DATASET ▸
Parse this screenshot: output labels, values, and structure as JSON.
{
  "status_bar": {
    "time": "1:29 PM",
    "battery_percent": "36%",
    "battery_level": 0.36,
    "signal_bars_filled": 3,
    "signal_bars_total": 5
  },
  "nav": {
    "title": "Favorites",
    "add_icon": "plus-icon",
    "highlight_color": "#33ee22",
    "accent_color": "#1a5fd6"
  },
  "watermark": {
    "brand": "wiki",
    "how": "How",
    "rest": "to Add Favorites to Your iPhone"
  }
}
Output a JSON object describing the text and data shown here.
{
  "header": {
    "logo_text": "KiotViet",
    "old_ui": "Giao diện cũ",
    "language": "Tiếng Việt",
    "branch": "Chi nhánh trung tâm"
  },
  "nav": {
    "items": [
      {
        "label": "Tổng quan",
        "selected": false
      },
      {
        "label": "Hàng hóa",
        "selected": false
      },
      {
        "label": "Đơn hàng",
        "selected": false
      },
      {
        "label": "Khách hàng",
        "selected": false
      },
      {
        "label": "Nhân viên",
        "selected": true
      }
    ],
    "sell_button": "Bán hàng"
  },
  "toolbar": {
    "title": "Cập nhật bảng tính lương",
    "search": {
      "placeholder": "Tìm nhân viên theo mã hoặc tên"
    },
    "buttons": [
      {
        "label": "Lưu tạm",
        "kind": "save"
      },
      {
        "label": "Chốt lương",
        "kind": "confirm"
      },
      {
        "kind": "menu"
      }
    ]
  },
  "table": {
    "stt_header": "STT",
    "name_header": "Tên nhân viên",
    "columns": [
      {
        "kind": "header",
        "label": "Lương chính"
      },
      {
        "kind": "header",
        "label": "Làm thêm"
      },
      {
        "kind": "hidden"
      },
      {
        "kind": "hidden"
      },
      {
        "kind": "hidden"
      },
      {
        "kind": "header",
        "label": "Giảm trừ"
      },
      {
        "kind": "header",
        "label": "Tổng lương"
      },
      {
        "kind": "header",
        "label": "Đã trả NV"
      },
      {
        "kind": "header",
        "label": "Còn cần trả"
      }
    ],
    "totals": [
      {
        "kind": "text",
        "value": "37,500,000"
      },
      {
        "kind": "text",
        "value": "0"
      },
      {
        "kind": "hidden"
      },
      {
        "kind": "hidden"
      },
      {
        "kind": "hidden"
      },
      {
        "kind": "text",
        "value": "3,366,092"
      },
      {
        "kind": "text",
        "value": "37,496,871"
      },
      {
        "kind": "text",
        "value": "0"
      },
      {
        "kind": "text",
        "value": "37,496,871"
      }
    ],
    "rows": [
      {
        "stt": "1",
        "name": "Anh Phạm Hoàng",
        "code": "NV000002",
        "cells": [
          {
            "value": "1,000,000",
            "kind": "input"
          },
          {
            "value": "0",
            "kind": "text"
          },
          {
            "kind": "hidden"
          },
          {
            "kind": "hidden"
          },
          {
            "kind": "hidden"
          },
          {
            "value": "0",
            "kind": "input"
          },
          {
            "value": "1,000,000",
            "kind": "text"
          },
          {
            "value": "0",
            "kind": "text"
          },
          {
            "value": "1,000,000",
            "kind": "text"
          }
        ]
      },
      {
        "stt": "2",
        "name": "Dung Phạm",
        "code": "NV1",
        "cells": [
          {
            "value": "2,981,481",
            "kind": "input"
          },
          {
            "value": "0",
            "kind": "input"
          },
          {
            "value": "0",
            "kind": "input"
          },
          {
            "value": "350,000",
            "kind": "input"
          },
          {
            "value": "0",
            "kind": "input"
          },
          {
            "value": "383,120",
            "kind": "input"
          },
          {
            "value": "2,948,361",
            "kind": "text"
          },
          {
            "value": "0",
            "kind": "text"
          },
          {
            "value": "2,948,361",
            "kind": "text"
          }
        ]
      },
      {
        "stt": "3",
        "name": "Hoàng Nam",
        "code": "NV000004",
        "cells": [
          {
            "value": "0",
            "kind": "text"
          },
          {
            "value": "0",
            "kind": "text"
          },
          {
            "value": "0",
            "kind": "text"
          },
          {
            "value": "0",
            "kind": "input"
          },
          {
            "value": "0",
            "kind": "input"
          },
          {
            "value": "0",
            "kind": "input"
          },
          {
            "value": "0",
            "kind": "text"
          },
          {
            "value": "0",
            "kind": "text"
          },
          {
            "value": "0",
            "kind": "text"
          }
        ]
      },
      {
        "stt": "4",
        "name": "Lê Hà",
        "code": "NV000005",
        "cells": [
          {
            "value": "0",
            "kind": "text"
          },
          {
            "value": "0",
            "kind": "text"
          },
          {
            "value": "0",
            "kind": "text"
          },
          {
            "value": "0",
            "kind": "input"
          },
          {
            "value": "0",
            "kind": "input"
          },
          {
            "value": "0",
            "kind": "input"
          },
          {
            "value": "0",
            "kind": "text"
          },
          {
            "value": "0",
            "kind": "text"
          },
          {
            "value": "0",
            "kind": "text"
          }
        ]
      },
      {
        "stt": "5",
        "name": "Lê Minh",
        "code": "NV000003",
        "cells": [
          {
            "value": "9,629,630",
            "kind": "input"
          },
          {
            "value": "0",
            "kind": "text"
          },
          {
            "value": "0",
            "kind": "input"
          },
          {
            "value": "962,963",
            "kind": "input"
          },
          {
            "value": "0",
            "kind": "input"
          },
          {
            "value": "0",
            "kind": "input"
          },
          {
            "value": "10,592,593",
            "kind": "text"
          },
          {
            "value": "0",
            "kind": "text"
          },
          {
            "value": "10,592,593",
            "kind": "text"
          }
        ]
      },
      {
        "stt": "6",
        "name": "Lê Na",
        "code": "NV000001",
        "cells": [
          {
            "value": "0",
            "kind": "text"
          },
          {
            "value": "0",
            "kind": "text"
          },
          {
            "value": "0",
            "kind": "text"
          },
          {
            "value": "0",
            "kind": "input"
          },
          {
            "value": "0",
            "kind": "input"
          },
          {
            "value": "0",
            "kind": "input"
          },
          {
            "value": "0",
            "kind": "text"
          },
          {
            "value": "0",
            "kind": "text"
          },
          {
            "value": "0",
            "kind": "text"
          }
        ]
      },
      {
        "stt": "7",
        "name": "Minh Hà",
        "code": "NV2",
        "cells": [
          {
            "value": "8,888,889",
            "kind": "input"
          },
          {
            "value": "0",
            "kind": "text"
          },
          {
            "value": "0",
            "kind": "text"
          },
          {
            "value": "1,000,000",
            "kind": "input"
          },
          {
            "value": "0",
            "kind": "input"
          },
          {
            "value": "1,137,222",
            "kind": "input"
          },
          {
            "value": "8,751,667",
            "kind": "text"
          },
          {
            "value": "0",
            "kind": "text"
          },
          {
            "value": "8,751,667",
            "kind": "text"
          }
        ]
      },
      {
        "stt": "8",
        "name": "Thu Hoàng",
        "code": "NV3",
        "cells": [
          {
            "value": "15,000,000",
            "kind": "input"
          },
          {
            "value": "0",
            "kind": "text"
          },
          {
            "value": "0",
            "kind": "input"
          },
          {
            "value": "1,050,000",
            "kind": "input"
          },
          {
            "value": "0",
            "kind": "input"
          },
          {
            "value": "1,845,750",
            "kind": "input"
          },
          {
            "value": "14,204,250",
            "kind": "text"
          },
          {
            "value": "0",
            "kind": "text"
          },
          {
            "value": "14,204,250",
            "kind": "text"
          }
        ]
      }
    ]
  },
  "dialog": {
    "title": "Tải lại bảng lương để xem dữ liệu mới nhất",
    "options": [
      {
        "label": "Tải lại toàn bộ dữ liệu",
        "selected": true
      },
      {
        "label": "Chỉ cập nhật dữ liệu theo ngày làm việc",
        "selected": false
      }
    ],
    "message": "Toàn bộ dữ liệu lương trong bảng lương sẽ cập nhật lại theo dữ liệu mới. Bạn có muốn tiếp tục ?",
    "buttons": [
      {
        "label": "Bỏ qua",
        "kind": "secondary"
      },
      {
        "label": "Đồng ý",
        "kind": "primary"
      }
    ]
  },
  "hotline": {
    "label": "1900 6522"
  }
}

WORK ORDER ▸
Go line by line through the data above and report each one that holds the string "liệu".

EXERCISE OUTPUT ▸
    "title": "Tải lại bảng lương để xem dữ liệu mới nhất",
        "label": "Tải lại toàn bộ dữ liệu",
        "label": "Chỉ cập nhật dữ liệu theo ngày làm việc",
    "message": "Toàn bộ dữ liệu lương trong bảng lương sẽ cập nhật lại theo dữ liệu mới. Bạn có muốn tiếp tục ?",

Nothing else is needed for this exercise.